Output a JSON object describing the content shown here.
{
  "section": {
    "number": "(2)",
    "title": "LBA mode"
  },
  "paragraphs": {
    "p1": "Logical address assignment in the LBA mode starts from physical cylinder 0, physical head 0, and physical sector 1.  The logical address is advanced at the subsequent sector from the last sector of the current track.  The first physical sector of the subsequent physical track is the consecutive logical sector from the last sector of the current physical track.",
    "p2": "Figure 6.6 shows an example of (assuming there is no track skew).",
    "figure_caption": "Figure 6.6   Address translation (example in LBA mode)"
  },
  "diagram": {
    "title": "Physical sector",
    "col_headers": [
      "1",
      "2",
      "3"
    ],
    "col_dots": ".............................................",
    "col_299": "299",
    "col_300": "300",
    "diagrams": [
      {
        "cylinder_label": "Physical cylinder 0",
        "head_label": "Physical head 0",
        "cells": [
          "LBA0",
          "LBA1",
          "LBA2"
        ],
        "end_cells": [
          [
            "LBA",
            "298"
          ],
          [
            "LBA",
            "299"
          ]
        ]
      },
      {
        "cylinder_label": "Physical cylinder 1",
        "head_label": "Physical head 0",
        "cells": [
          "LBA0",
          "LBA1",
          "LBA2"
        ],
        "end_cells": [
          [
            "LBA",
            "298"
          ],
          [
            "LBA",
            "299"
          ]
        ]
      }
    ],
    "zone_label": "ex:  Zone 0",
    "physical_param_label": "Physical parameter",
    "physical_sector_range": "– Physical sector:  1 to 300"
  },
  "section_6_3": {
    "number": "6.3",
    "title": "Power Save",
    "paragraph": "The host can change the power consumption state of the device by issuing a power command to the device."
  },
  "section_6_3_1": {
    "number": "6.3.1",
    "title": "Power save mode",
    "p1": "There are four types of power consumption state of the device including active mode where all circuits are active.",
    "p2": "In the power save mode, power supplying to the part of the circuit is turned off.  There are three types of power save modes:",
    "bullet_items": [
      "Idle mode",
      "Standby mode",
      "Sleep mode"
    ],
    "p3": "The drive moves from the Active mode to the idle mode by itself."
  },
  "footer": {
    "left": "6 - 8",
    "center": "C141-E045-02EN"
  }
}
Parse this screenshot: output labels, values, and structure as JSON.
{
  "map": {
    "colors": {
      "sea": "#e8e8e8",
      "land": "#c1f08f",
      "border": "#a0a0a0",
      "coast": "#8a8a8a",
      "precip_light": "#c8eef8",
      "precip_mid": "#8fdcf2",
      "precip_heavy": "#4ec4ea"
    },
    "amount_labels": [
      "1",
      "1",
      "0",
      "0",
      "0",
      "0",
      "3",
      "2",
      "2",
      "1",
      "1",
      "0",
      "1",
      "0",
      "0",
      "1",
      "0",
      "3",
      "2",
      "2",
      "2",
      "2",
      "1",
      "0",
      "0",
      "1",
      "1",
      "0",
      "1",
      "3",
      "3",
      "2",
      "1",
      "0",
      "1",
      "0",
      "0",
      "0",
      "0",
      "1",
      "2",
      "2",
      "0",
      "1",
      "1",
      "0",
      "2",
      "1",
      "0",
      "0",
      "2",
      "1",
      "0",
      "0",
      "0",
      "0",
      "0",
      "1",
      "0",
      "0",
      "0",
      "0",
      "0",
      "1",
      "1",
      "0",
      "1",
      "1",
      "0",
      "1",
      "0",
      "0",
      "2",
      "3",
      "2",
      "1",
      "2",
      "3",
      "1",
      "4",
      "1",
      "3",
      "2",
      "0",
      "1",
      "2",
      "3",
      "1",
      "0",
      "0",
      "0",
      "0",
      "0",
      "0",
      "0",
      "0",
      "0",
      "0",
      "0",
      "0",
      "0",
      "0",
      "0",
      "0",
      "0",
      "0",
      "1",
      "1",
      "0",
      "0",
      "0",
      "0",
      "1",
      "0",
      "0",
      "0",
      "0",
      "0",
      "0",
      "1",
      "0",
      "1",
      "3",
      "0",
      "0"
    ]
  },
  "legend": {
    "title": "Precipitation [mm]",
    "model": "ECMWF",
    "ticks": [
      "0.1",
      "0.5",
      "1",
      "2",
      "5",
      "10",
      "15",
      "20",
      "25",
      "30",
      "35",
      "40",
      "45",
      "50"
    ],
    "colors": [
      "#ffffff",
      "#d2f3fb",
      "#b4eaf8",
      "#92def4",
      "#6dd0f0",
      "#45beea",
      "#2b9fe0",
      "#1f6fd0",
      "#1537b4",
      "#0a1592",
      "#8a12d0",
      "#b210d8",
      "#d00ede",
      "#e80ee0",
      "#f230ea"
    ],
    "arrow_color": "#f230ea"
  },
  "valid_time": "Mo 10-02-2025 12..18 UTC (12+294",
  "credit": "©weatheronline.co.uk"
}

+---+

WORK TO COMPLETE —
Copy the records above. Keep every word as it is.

RESULT FOR THIS EXERCISE —
Output a JSON object describing the content shown here.
{
  "section": {
    "number": "(2)",
    "title": "LBA mode"
  },
  "paragraphs": {
    "p1": "Logical address assignment in the LBA mode starts from physical cylinder 0, physical head 0, and physical sector 1.  The logical address is advanced at the subsequent sector from the last sector of the current track.  The first physical sector of the subsequent physical track is the consecutive logical sector from the last sector of the current physical track.",
    "p2": "Figure 6.6 shows an example of (assuming there is no track skew).",
    "figure_caption": "Figure 6.6   Address translation (example in LBA mode)"
  },
  "diagram": {
    "title": "Physical sector",
    "col_headers": [
      "1",
      "2",
      "3"
    ],
    "col_dots": ".............................................",
    "col_299": "299",
    "col_300": "300",
    "diagrams": [
      {
        "cylinder_label": "Physical cylinder 0",
        "head_label": "Physical head 0",
        "cells": [
          "LBA0",
          "LBA1",
          "LBA2"
        ],
        "end_cells": [
          [
            "LBA",
            "298"
          ],
          [
            "LBA",
            "299"
          ]
        ]
      },
      {
        "cylinder_label": "Physical cylinder 1",
        "head_label": "Physical head 0",
        "cells": [
          "LBA0",
          "LBA1",
          "LBA2"
        ],
        "end_cells": [
          [
            "LBA",
            "298"
          ],
          [
            "LBA",
            "299"
          ]
        ]
      }
    ],
    "zone_label": "ex:  Zone 0",
    "physical_param_label": "Physical parameter",
    "physical_sector_range": "– Physical sector:  1 to 300"
  },
  "section_6_3": {
    "number": "6.3",
    "title": "Power Save",
    "paragraph": "The host can change the power consumption state of the device by issuing a power command to the device."
  },
  "section_6_3_1": {
    "number": "6.3.1",
    "title": "Power save mode",
    "p1": "There are four types of power consumption state of the device including active mode where all circuits are active.",
    "p2": "In the power save mode, power supplying to the part of the circuit is turned off.  There are three types of power save modes:",
    "bullet_items": [
      "Idle mode",
      "Standby mode",
      "Sleep mode"
    ],
    "p3": "The drive moves from the Active mode to the idle mode by itself."
  },
  "footer": {
    "left": "6 - 8",
    "center": "C141-E045-02EN"
  }
}
Parse this screenshot: output labels, values, and structure as JSON.
{
  "map": {
    "colors": {
      "sea": "#e8e8e8",
      "land": "#c1f08f",
      "border": "#a0a0a0",
      "coast": "#8a8a8a",
      "precip_light": "#c8eef8",
      "precip_mid": "#8fdcf2",
      "precip_heavy": "#4ec4ea"
    },
    "amount_labels": [
      "1",
      "1",
      "0",
      "0",
      "0",
      "0",
      "3",
      "2",
      "2",
      "1",
      "1",
      "0",
      "1",
      "0",
      "0",
      "1",
      "0",
      "3",
      "2",
      "2",
      "2",
      "2",
      "1",
      "0",
      "0",
      "1",
      "1",
      "0",
      "1",
      "3",
      "3",
      "2",
      "1",
      "0",
      "1",
      "0",
      "0",
      "0",
      "0",
      "1",
      "2",
      "2",
      "0",
      "1",
      "1",
      "0",
      "2",
      "1",
      "0",
      "0",
      "2",
      "1",
      "0",
      "0",
      "0",
      "0",
      "0",
      "1",
      "0",
      "0",
      "0",
      "0",
      "0",
      "1",
      "1",
      "0",
      "1",
      "1",
      "0",
      "1",
      "0",
      "0",
      "2",
      "3",
      "2",
      "1",
      "2",
      "3",
      "1",
      "4",
      "1",
      "3",
      "2",
      "0",
      "1",
      "2",
      "3",
      "1",
      "0",
      "0",
      "0",
      "0",
      "0",
      "0",
      "0",
      "0",
      "0",
      "0",
      "0",
      "0",
      "0",
      "0",
      "0",
      "0",
      "0",
      "0",
      "1",
      "1",
      "0",
      "0",
      "0",
      "0",
      "1",
      "0",
      "0",
      "0",
      "0",
      "0",
      "0",
      "1",
      "0",
      "1",
      "3",
      "0",
      "0"
    ]
  },
  "legend": {
    "title": "Precipitation [mm]",
    "model": "ECMWF",
    "ticks": [
      "0.1",
      "0.5",
      "1",
      "2",
      "5",
      "10",
      "15",
      "20",
      "25",
      "30",
      "35",
      "40",
      "45",
      "50"
    ],
    "colors": [
      "#ffffff",
      "#d2f3fb",
      "#b4eaf8",
      "#92def4",
      "#6dd0f0",
      "#45beea",
      "#2b9fe0",
      "#1f6fd0",
      "#1537b4",
      "#0a1592",
      "#8a12d0",
      "#b210d8",
      "#d00ede",
      "#e80ee0",
      "#f230ea"
    ],
    "arrow_color": "#f230ea"
  },
  "valid_time": "Mo 10-02-2025 12..18 UTC (12+294",
  "credit": "©weatheronline.co.uk"
}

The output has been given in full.